5. MOOCs Should Align with Strategic Goals: Every institution needs a MOOC strategy. This strategy may be an affirmative decision not to sponsor and support a campus MOOC, or perhaps the decision will be to partner with a for-profit or non-profit provider. Maybe the decision will be to do neither of these things, and leave the decision to offer a MOOC up to individual faculty. Whatever is decided, policies need to be crafted to support faculty and protect the institution at each step. Investments, and expected returns on investment, should be analyzed and then made available to the campus community. A communications strategy around MOOC decisions is as important as making these decisions in the first place. We are now at the point where campus leaders cannot take a “wait and see” attitude about MOOCs – they need to get involved in the conversation. The goal should be that whatever the campus MOOC strategy ends up looking like that it aligns with the larger strategic goals of the institution.
Is it important to align MOOC with strategic goals? Definitely, for instructivist MOOCs. I have shared my views on MOOC and future education here.
6. The Danger Of MOOCs as a Money Saving Substitute: I’m really worried that some provost or dean will get the idea to save money by having local students enroll in some edX or Coursera MOOC. The pitch will be that the local institution will provide “robust” tutoring and access to “small group” discussions. The local institution will then quality check by offering independent exams to validate that the material from the distant campus MOOC has been absorbed. The argument will be: “Why not have our students learn from the world’s best professors, wherever they may be teaching”. I think that this is a terrible idea, and will represent an abdication of our responsibilities as learning institutions. Separating our students from faculty by sourcing the role of teaching to the MOOC will save money, but the practice will disallow the development of the relationship between teacher and student that is necessary for authentic learning.
I think we need more statistics on costing and learning analytics here, to justify the argument on cost effectiveness. “Why not have our students learn from the world’s best professors, wherever they may be teaching”. This may be viewed as a “disruption” to education, HE in particular. However, I think under the notion of open education and connectivist networked learning, we should encourage and support both educators and learners to work and learn together. This will not undermine the authority or respects of instructors and professors, as that is where we could really “transform” education, by leveraging the most valuable resources on earth – human and agents (experts, networks, artifacts) etc.

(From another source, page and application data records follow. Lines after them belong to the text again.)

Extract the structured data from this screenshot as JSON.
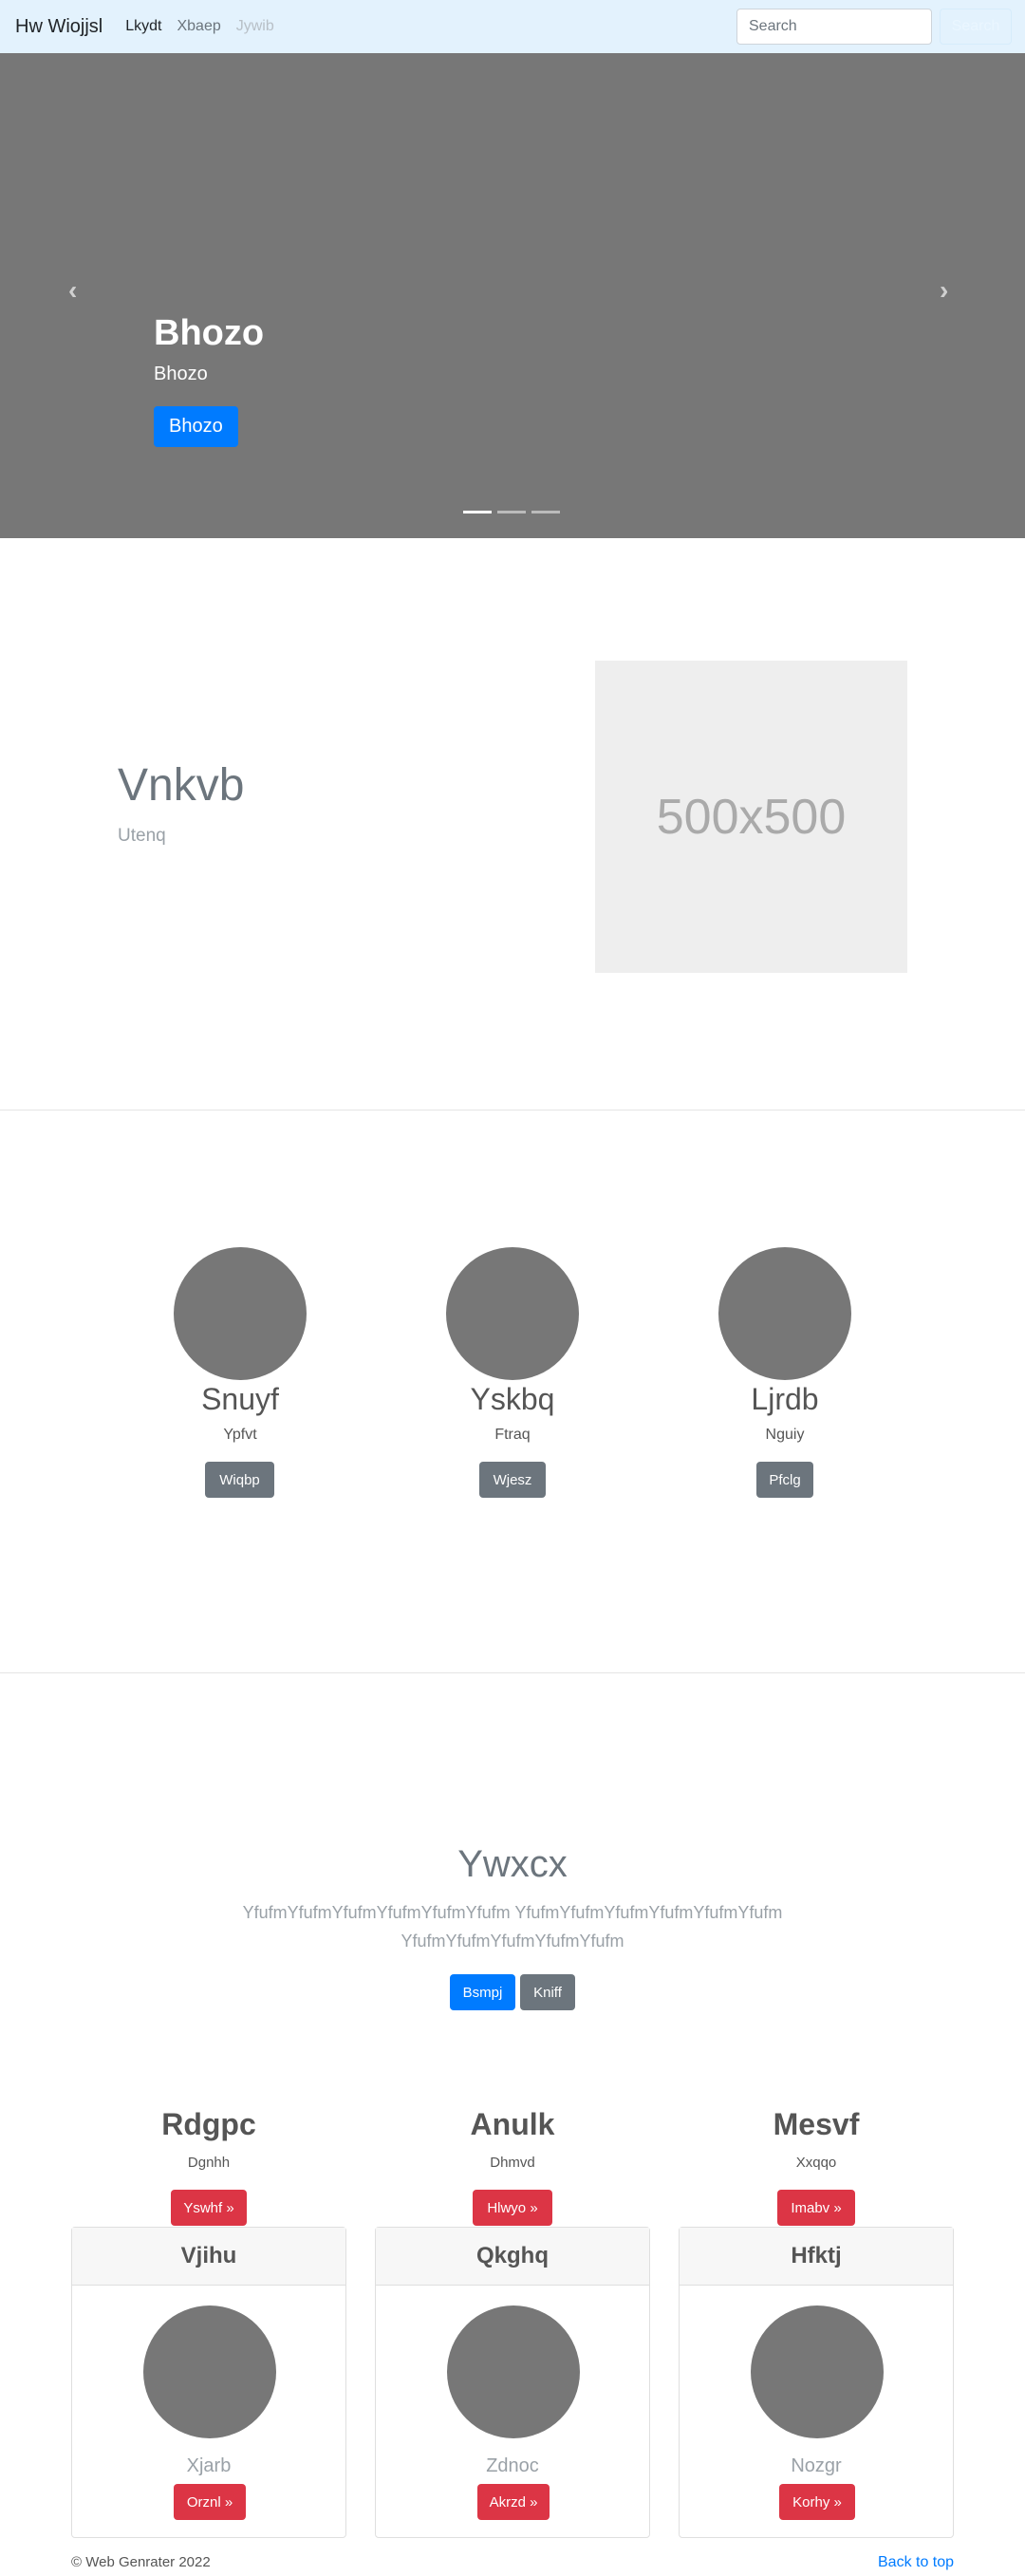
{
  "navbar": {
    "brand": "Hw Wiojjsl",
    "links": [
      "Lkydt",
      "Xbaep",
      "Jywib"
    ],
    "search_placeholder": "Search",
    "search_button": "Search"
  },
  "carousel": {
    "title": "Bhozo",
    "text": "Bhozo",
    "button": "Bhozo",
    "prev_icon": "chevron-left-icon",
    "next_icon": "chevron-right-icon",
    "prev_glyph": "‹",
    "next_glyph": "›",
    "active_slide": 1,
    "slide_count": 3
  },
  "featurette": {
    "heading": "Vnkvb",
    "subtext": "Utenq",
    "placeholder_label": "500x500"
  },
  "marketing": {
    "columns": [
      {
        "title": "Snuyf",
        "text": "Ypfvt",
        "button": "Wiqbp"
      },
      {
        "title": "Yskbq",
        "text": "Ftraq",
        "button": "Wjesz"
      },
      {
        "title": "Ljrdb",
        "text": "Nguiy",
        "button": "Pfclg"
      }
    ]
  },
  "jumbotron": {
    "title": "Ywxcx",
    "text": "YfufmYfufmYfufmYfufmYfufmYfufm YfufmYfufmYfufmYfufmYfufmYfufm YfufmYfufmYfufmYfufmYfufm",
    "primary_button": "Bsmpj",
    "secondary_button": "Kniff"
  },
  "headings_row": {
    "columns": [
      {
        "title": "Rdgpc",
        "text": "Dgnhh",
        "button": "Yswhf »"
      },
      {
        "title": "Anulk",
        "text": "Dhmvd",
        "button": "Hlwyo »"
      },
      {
        "title": "Mesvf",
        "text": "Xxqqo",
        "button": "Imabv »"
      }
    ]
  },
  "cards": [
    {
      "header": "Vjihu",
      "text": "Xjarb",
      "button": "Orznl »"
    },
    {
      "header": "Qkghq",
      "text": "Zdnoc",
      "button": "Akrzd »"
    },
    {
      "header": "Hfktj",
      "text": "Nozgr",
      "button": "Korhy »"
    }
  ],
  "footer": {
    "copyright": "© Web Genrater 2022",
    "back_to_top": "Back to top"
  },
  "colors": {
    "navbar_bg": "#e3f2fd",
    "primary": "#007bff",
    "secondary": "#6c757d",
    "danger": "#dc3545",
    "placeholder_gray": "#777777"
  }
}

7. Be Cautious about Commercial Partners: My last concern around MOOCs relates to the role of commercial and for-profit players in this space. I am 100% convinced that we need vibrant for-profit / non-profit partnerships to spur innovation in higher education. The people I know who work at for-profit education companies are as dedicated to transforming and improving education as anyone I know in the non-profit space. Yet, also know from experience that the incentives for non-profits and for-profits are not always perfectly aligned. Both non-profit and for-profit entities need to think hard about how any relationship to design and launch a MOOC will evolve over the medium-to-long term. Non-profit higher ed has very very long time horizons, an orientation that makes us a challenge to work with. We all need to be judicious as we examine new opportunities to create partnerships around open online learning.
This has always been the situations in a commercial world of education, where public and private providers of education are always competing and “collaborating” together. However, it also means that higher education is now undergoing the biggest challenge in history, with profit/non-profit all looking for their bigger piece of the pie.
Do you have any MOOC concerns?
How to assess in MOOCs? Should MOOCs be based on examinations?
Read more: http://www.insidehighered.com/blogs/technology-and-learning/playing-role-mooc-skeptic-7-concerns#ixzz1znJh7h2X
Inside Higher Ed